[Start of section]

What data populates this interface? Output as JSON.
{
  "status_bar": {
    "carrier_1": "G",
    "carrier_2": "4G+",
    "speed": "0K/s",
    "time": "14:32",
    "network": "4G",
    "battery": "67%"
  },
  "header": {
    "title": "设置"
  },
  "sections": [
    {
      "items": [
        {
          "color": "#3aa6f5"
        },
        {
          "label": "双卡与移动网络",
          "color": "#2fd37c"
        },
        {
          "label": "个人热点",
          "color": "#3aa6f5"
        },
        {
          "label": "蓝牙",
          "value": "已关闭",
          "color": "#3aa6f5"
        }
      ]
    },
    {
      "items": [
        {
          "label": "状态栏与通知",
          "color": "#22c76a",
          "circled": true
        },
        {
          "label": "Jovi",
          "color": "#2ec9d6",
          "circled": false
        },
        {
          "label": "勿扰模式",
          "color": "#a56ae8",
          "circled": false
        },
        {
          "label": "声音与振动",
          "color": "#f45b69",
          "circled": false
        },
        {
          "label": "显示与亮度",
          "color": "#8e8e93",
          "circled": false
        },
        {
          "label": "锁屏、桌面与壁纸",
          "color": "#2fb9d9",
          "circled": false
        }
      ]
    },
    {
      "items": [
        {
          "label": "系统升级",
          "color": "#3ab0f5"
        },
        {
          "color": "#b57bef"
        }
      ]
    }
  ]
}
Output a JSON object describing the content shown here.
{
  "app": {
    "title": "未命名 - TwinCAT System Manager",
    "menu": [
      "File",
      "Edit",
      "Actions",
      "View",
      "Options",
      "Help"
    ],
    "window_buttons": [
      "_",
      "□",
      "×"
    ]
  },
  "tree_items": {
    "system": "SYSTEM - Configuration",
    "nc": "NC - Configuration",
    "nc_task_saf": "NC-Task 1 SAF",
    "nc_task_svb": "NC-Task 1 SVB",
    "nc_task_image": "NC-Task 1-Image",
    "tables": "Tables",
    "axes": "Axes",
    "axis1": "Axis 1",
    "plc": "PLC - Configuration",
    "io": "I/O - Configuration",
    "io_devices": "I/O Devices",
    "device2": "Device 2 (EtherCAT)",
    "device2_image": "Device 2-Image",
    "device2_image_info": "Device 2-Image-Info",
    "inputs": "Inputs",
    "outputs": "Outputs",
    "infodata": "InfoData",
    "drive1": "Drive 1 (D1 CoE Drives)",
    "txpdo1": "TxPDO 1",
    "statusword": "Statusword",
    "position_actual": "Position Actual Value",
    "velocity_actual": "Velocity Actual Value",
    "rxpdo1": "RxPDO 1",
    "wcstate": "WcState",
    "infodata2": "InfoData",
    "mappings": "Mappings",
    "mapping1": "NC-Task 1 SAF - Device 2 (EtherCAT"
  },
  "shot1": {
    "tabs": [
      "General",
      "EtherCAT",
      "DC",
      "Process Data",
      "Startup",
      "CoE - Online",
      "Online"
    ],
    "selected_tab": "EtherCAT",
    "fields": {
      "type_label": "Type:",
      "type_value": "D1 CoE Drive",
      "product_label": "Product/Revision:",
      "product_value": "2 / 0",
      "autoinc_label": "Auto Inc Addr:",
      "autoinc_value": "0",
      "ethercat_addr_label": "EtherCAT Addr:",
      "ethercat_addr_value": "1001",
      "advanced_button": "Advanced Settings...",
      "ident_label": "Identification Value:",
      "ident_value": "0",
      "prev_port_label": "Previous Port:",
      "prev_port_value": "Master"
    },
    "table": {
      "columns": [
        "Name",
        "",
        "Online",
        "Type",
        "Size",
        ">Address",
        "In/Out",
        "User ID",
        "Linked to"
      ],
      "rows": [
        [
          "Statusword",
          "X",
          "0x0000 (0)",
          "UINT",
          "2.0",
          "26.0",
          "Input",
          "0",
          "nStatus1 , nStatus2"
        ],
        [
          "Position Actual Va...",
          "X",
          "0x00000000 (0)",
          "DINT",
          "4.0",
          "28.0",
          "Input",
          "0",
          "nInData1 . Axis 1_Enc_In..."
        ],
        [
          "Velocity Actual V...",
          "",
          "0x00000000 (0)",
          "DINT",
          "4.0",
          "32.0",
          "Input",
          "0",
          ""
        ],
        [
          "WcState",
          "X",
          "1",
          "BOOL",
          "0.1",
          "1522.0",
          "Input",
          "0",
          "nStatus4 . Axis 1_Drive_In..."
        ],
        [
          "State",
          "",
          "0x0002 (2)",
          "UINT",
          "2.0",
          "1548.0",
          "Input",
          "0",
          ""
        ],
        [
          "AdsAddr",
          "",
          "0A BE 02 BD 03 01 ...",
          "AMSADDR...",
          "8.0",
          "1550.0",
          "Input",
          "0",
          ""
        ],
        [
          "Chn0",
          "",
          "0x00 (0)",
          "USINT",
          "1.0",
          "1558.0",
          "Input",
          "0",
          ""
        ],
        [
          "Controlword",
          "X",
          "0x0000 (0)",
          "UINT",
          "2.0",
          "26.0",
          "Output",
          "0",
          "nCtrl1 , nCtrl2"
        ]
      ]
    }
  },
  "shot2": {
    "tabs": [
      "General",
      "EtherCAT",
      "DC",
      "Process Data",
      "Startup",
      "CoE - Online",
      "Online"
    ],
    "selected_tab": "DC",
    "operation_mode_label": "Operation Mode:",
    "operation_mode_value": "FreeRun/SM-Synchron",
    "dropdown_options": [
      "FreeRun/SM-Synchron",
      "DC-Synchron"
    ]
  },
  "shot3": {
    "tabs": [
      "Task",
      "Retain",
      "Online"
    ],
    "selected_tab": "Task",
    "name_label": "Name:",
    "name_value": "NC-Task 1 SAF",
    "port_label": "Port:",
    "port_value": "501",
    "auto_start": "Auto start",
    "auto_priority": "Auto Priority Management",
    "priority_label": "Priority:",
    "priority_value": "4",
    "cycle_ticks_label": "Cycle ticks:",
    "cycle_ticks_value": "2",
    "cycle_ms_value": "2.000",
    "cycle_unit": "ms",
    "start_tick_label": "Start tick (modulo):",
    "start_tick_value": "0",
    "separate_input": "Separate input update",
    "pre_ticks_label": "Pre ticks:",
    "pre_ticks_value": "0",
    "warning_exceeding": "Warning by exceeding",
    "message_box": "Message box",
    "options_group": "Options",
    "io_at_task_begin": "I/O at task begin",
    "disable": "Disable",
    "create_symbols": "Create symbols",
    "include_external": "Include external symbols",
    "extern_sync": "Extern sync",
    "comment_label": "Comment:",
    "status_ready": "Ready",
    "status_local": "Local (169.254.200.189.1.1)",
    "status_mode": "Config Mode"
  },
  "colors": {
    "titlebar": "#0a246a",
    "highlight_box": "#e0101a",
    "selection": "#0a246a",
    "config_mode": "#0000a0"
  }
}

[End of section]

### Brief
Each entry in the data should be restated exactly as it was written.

### Output below
What data populates this interface? Output as JSON.
{
  "status_bar": {
    "carrier_1": "G",
    "carrier_2": "4G+",
    "speed": "0K/s",
    "time": "14:32",
    "network": "4G",
    "battery": "67%"
  },
  "header": {
    "title": "设置"
  },
  "sections": [
    {
      "items": [
        {
          "color": "#3aa6f5"
        },
        {
          "label": "双卡与移动网络",
          "color": "#2fd37c"
        },
        {
          "label": "个人热点",
          "color": "#3aa6f5"
        },
        {
          "label": "蓝牙",
          "value": "已关闭",
          "color": "#3aa6f5"
        }
      ]
    },
    {
      "items": [
        {
          "label": "状态栏与通知",
          "color": "#22c76a",
          "circled": true
        },
        {
          "label": "Jovi",
          "color": "#2ec9d6",
          "circled": false
        },
        {
          "label": "勿扰模式",
          "color": "#a56ae8",
          "circled": false
        },
        {
          "label": "声音与振动",
          "color": "#f45b69",
          "circled": false
        },
        {
          "label": "显示与亮度",
          "color": "#8e8e93",
          "circled": false
        },
        {
          "label": "锁屏、桌面与壁纸",
          "color": "#2fb9d9",
          "circled": false
        }
      ]
    },
    {
      "items": [
        {
          "label": "系统升级",
          "color": "#3ab0f5"
        },
        {
          "color": "#b57bef"
        }
      ]
    }
  ]
}
Output a JSON object describing the content shown here.
{
  "app": {
    "title": "未命名 - TwinCAT System Manager",
    "menu": [
      "File",
      "Edit",
      "Actions",
      "View",
      "Options",
      "Help"
    ],
    "window_buttons": [
      "_",
      "□",
      "×"
    ]
  },
  "tree_items": {
    "system": "SYSTEM - Configuration",
    "nc": "NC - Configuration",
    "nc_task_saf": "NC-Task 1 SAF",
    "nc_task_svb": "NC-Task 1 SVB",
    "nc_task_image": "NC-Task 1-Image",
    "tables": "Tables",
    "axes": "Axes",
    "axis1": "Axis 1",
    "plc": "PLC - Configuration",
    "io": "I/O - Configuration",
    "io_devices": "I/O Devices",
    "device2": "Device 2 (EtherCAT)",
    "device2_image": "Device 2-Image",
    "device2_image_info": "Device 2-Image-Info",
    "inputs": "Inputs",
    "outputs": "Outputs",
    "infodata": "InfoData",
    "drive1": "Drive 1 (D1 CoE Drives)",
    "txpdo1": "TxPDO 1",
    "statusword": "Statusword",
    "position_actual": "Position Actual Value",
    "velocity_actual": "Velocity Actual Value",
    "rxpdo1": "RxPDO 1",
    "wcstate": "WcState",
    "infodata2": "InfoData",
    "mappings": "Mappings",
    "mapping1": "NC-Task 1 SAF - Device 2 (EtherCAT"
  },
  "shot1": {
    "tabs": [
      "General",
      "EtherCAT",
      "DC",
      "Process Data",
      "Startup",
      "CoE - Online",
      "Online"
    ],
    "selected_tab": "EtherCAT",
    "fields": {
      "type_label": "Type:",
      "type_value": "D1 CoE Drive",
      "product_label": "Product/Revision:",
      "product_value": "2 / 0",
      "autoinc_label": "Auto Inc Addr:",
      "autoinc_value": "0",
      "ethercat_addr_label": "EtherCAT Addr:",
      "ethercat_addr_value": "1001",
      "advanced_button": "Advanced Settings...",
      "ident_label": "Identification Value:",
      "ident_value": "0",
      "prev_port_label": "Previous Port:",
      "prev_port_value": "Master"
    },
    "table": {
      "columns": [
        "Name",
        "",
        "Online",
        "Type",
        "Size",
        ">Address",
        "In/Out",
        "User ID",
        "Linked to"
      ],
      "rows": [
        [
          "Statusword",
          "X",
          "0x0000 (0)",
          "UINT",
          "2.0",
          "26.0",
          "Input",
          "0",
          "nStatus1 , nStatus2"
        ],
        [
          "Position Actual Va...",
          "X",
          "0x00000000 (0)",
          "DINT",
          "4.0",
          "28.0",
          "Input",
          "0",
          "nInData1 . Axis 1_Enc_In..."
        ],
        [
          "Velocity Actual V...",
          "",
          "0x00000000 (0)",
          "DINT",
          "4.0",
          "32.0",
          "Input",
          "0",
          ""
        ],
        [
          "WcState",
          "X",
          "1",
          "BOOL",
          "0.1",
          "1522.0",
          "Input",
          "0",
          "nStatus4 . Axis 1_Drive_In..."
        ],
        [
          "State",
          "",
          "0x0002 (2)",
          "UINT",
          "2.0",
          "1548.0",
          "Input",
          "0",
          ""
        ],
        [
          "AdsAddr",
          "",
          "0A BE 02 BD 03 01 ...",
          "AMSADDR...",
          "8.0",
          "1550.0",
          "Input",
          "0",
          ""
        ],
        [
          "Chn0",
          "",
          "0x00 (0)",
          "USINT",
          "1.0",
          "1558.0",
          "Input",
          "0",
          ""
        ],
        [
          "Controlword",
          "X",
          "0x0000 (0)",
          "UINT",
          "2.0",
          "26.0",
          "Output",
          "0",
          "nCtrl1 , nCtrl2"
        ]
      ]
    }
  },
  "shot2": {
    "tabs": [
      "General",
      "EtherCAT",
      "DC",
      "Process Data",
      "Startup",
      "CoE - Online",
      "Online"
    ],
    "selected_tab": "DC",
    "operation_mode_label": "Operation Mode:",
    "operation_mode_value": "FreeRun/SM-Synchron",
    "dropdown_options": [
      "FreeRun/SM-Synchron",
      "DC-Synchron"
    ]
  },
  "shot3": {
    "tabs": [
      "Task",
      "Retain",
      "Online"
    ],
    "selected_tab": "Task",
    "name_label": "Name:",
    "name_value": "NC-Task 1 SAF",
    "port_label": "Port:",
    "port_value": "501",
    "auto_start": "Auto start",
    "auto_priority": "Auto Priority Management",
    "priority_label": "Priority:",
    "priority_value": "4",
    "cycle_ticks_label": "Cycle ticks:",
    "cycle_ticks_value": "2",
    "cycle_ms_value": "2.000",
    "cycle_unit": "ms",
    "start_tick_label": "Start tick (modulo):",
    "start_tick_value": "0",
    "separate_input": "Separate input update",
    "pre_ticks_label": "Pre ticks:",
    "pre_ticks_value": "0",
    "warning_exceeding": "Warning by exceeding",
    "message_box": "Message box",
    "options_group": "Options",
    "io_at_task_begin": "I/O at task begin",
    "disable": "Disable",
    "create_symbols": "Create symbols",
    "include_external": "Include external symbols",
    "extern_sync": "Extern sync",
    "comment_label": "Comment:",
    "status_ready": "Ready",
    "status_local": "Local (169.254.200.189.1.1)",
    "status_mode": "Config Mode"
  },
  "colors": {
    "titlebar": "#0a246a",
    "highlight_box": "#e0101a",
    "selection": "#0a246a",
    "config_mode": "#0000a0"
  }
}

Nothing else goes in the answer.